By BILLY HEYEN
Former Churchville-Chili and MCC star Tim Redding pitched twice in the major leagues on May 19. On both occasions, in 2004 and 2008, Redding won.
Those wins accounted for two of Redding’s 37 MLB wins across eight seasons at the highest level of professional baseball. On the anniversary of those two wins, it’s worth taking a look back at Redding’s MLB longevity and what went well, especially in his May 19th starts.
Redding was drafted in the 20th round of the 1997 MLB Draft out of MCC by the Houston Astros, and that’s who he pitched for in his first four big league seasons. On May 19, 2004, Redding took the mound on the road against the defending World Series champion Florida Marlins. Carl Pavano opposed him.
At Pro Player Stadium that day, Redding lasted 6.2 innings, allowing two runs (both unearned) on three hits and two walks while striking out a batter. The two runs came in the fifth inning. Miguel Cabrera reached on an error to open the inning, and then after two outs, Hee-Seop Choi hit a two-run inside-the-park home run.
Redding also went to the plate three times that day, recording his first sacrifice bunt of the season in the process. Houston won 10-2, providing Redding ample run support in the form of a home run and a double from Lance Berkman. Florida’s likely future Hall of Famer, Cabrera, didn’t record a hit in three at bats against Redding.
“There are certain teams you throw well against, and this is one of them for me,” Redding said after that win, according to the Associated Press. “I would rather do it against teams from our division, teams that we face more than just a few times a year. But I’ll take it against whoever I can. It’s just something that has worked out for me.”

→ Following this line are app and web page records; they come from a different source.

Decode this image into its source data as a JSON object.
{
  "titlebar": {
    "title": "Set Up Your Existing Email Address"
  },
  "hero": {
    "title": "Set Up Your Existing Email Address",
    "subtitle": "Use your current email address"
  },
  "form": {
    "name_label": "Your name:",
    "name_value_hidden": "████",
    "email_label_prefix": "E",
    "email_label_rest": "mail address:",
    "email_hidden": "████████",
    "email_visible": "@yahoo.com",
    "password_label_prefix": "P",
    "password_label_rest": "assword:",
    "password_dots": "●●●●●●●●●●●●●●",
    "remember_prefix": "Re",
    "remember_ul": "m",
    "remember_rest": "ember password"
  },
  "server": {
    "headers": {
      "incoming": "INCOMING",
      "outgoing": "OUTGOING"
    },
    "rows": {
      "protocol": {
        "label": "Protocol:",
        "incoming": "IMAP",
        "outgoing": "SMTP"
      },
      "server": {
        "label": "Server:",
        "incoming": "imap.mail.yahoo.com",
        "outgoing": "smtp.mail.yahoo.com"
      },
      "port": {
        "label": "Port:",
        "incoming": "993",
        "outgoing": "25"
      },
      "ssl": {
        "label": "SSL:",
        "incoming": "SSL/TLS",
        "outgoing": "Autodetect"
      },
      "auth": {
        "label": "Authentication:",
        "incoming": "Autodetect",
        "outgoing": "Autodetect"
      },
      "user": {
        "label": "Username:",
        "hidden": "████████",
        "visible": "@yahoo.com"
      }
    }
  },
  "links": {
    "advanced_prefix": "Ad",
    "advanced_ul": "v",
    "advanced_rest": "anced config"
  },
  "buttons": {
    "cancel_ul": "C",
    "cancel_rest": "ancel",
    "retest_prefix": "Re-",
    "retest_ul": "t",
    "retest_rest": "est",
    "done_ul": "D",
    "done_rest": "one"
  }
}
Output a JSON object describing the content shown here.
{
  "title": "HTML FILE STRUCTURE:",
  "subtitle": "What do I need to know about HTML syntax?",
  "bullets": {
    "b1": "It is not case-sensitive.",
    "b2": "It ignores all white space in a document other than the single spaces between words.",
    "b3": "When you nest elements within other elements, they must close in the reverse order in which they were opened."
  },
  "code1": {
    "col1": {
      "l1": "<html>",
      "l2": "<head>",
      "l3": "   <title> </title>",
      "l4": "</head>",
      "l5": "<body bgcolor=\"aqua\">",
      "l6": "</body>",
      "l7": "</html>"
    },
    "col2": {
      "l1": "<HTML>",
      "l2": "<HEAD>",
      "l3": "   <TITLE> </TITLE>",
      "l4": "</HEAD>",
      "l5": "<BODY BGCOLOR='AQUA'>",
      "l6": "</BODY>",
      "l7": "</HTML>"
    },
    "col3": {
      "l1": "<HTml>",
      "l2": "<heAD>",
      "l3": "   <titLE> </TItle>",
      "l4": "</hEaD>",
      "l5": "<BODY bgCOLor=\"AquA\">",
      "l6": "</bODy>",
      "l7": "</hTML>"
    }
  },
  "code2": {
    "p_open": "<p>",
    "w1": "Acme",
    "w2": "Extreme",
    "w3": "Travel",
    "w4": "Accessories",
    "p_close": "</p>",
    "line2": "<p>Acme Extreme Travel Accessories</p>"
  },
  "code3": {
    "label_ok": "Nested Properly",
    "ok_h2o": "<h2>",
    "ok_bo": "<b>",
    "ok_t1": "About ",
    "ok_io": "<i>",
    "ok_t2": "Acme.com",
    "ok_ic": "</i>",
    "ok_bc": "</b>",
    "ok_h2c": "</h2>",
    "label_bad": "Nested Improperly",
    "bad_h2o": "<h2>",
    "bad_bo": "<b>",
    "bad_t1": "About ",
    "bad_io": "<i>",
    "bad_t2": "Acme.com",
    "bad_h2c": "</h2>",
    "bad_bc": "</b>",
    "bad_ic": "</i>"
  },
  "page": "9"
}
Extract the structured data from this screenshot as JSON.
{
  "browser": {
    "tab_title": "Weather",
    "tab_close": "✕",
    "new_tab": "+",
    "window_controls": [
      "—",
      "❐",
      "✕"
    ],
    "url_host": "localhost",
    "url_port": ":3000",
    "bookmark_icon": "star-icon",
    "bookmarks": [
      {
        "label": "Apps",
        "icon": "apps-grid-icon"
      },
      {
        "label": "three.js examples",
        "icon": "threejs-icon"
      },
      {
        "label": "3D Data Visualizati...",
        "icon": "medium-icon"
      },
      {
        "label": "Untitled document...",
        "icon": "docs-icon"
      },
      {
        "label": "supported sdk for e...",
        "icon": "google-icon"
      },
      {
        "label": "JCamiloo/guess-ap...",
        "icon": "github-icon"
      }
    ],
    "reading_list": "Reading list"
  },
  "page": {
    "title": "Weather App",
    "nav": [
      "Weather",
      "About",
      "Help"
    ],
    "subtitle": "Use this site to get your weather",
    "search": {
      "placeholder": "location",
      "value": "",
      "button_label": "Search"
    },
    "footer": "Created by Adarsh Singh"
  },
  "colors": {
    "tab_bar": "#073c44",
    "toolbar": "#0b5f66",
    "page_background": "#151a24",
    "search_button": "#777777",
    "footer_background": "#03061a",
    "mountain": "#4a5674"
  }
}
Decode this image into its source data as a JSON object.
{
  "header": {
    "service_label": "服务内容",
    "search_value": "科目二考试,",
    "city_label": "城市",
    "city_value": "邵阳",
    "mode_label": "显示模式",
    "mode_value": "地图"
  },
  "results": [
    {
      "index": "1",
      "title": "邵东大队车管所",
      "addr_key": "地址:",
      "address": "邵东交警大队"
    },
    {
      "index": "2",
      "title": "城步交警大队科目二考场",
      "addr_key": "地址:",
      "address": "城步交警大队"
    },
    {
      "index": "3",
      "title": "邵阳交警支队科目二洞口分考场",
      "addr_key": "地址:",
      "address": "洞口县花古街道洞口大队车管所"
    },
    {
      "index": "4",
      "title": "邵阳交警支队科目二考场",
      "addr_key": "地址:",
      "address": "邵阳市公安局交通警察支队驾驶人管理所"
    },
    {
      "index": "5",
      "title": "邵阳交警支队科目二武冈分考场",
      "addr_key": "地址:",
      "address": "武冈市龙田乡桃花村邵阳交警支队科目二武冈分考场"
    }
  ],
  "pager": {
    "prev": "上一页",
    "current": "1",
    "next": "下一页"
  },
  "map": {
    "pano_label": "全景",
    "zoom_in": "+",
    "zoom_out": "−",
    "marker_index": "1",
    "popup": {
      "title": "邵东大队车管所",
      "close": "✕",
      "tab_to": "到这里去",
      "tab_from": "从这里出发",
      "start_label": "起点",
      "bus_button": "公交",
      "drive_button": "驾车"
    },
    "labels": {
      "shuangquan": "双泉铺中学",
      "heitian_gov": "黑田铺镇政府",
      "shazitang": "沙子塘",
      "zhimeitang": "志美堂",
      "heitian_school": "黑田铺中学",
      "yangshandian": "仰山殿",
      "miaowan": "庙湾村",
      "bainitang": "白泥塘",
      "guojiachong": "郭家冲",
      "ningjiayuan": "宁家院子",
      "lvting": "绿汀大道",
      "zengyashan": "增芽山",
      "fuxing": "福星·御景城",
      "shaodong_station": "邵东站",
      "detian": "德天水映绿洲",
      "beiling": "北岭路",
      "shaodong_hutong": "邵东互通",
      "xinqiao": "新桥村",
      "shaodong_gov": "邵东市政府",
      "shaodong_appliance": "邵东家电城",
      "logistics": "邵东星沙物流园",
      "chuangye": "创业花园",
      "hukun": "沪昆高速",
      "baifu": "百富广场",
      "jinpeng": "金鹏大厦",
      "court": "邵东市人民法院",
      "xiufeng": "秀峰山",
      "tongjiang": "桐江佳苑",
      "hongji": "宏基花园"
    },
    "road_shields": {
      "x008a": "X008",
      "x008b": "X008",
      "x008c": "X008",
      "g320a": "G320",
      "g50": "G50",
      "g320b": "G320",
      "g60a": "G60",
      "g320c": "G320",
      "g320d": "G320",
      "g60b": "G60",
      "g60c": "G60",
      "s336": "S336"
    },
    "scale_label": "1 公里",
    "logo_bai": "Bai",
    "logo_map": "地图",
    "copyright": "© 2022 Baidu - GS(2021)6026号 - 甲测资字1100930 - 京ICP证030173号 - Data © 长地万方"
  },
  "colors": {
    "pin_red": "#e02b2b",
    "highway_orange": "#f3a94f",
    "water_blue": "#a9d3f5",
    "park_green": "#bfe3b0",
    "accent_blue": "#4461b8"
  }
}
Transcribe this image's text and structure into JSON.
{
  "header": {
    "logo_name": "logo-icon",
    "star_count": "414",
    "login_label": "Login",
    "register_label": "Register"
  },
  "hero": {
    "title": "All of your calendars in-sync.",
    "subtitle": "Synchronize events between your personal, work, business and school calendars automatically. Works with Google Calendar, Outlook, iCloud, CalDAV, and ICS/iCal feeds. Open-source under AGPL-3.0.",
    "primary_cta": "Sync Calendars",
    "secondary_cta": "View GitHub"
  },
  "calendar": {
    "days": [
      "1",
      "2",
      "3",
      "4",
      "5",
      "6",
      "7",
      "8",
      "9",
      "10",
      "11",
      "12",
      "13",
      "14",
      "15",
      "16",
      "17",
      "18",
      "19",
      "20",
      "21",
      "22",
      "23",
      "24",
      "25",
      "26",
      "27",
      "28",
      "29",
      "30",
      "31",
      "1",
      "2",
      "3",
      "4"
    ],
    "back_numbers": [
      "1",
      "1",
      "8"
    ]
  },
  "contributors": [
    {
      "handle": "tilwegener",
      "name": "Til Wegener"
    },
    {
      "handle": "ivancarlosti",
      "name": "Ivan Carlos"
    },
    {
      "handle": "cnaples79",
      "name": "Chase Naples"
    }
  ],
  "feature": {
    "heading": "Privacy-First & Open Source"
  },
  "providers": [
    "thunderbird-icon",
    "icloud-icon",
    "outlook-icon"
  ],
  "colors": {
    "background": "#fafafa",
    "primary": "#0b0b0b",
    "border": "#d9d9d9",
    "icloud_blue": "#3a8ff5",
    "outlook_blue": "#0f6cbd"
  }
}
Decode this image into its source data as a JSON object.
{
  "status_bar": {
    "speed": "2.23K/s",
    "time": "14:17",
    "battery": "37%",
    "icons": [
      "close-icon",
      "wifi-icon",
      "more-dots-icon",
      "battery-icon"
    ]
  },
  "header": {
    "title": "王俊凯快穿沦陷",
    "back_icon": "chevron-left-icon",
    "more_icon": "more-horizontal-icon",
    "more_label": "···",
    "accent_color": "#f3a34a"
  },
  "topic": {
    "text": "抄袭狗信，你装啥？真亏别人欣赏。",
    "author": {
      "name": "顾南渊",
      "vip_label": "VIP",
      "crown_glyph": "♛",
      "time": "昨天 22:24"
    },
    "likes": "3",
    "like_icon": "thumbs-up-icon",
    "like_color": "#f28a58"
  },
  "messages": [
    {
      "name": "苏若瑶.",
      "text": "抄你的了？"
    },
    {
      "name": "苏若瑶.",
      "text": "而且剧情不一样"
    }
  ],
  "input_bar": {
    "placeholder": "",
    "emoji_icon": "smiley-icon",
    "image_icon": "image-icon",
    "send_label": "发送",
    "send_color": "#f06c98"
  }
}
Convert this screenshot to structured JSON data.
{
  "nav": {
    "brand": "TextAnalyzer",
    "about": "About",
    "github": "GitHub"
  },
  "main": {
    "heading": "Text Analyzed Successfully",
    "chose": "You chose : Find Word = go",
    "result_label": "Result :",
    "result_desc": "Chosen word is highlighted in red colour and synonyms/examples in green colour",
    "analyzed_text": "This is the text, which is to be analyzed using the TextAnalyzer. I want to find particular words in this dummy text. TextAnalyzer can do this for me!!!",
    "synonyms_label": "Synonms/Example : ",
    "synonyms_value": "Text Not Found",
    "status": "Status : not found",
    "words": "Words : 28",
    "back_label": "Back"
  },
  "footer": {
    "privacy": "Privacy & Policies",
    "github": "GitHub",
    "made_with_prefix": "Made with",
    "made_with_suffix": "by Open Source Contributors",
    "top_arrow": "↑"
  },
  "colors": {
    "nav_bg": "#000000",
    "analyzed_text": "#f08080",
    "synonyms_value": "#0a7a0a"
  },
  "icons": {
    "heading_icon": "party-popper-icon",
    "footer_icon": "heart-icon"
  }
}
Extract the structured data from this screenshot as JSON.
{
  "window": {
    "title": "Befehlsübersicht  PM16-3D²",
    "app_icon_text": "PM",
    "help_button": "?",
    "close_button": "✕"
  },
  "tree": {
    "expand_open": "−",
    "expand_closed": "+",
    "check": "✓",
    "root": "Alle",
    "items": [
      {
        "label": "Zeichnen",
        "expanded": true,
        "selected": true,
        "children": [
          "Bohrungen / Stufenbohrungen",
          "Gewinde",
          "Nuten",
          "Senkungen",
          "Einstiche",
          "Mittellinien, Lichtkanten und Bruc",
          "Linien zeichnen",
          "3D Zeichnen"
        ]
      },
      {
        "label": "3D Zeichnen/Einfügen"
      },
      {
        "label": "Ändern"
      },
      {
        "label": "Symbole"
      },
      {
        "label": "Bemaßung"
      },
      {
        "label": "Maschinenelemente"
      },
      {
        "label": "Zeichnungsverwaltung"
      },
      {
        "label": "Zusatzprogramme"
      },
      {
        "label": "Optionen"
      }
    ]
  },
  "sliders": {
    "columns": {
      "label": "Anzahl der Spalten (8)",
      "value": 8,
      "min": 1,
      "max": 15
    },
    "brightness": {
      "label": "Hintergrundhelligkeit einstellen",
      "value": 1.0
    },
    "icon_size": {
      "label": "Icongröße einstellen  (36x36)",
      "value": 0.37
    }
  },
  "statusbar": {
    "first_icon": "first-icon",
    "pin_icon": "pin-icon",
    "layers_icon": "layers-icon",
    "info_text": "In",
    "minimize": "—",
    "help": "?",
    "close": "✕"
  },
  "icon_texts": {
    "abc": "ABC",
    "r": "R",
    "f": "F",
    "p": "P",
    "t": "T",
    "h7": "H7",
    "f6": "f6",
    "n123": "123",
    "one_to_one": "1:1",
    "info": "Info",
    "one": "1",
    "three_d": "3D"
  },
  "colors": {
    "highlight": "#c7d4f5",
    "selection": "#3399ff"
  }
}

Four years later, Redding was in his second of two seasons with the Washington Nationals. Redding’s best ERA at the big-league level came the year earlier, with a 3.64 ERA in 2007. On May 19, 2008, the Nationals hosted the Philadelphia Phillies, who went on to win the World Series that October. Redding had already beaten them in his first start of the season with seven one-hit innings.
Redding threw 6.1 shutout innings on May 19, 2008, allowing seven hits, walking two and striking out two batters. He also worked a walk and laid down a sacrifice at the plate. The Nationals’ bullpen kept the shutout going in a 4-0 win that moved Redding’s win-loss record to 6-3 on the season.
Against the Phillies, Redding’s two strikeouts came against the 2006 NL MVP (Ryan Howard) and the 2007 NL MVP (Jimmy Rollins).
“By no means do I think it was a quality effort as far as making good pitches, but the results were there,” Redding said after the win over the Phillies, according to the AP. “I feel comfortable in my own skin, which is something I haven’t been in a while. I know what I’m capable of doing. I know when I’m not feeling good, I can go out there and have games like this.”
Redding concluded his big-league career in 2009 with the New York Mets. He also played for the San Diego Padres and New York Yankees earlier in his career.
Redding is a member of the Section V Baseball Hall of Fame. He also holds the record for most shutouts in a season (five) at MCC. Most recently in professional baseball, Redding was the pitching coach for the Class A Hagerstown Suns in 2018.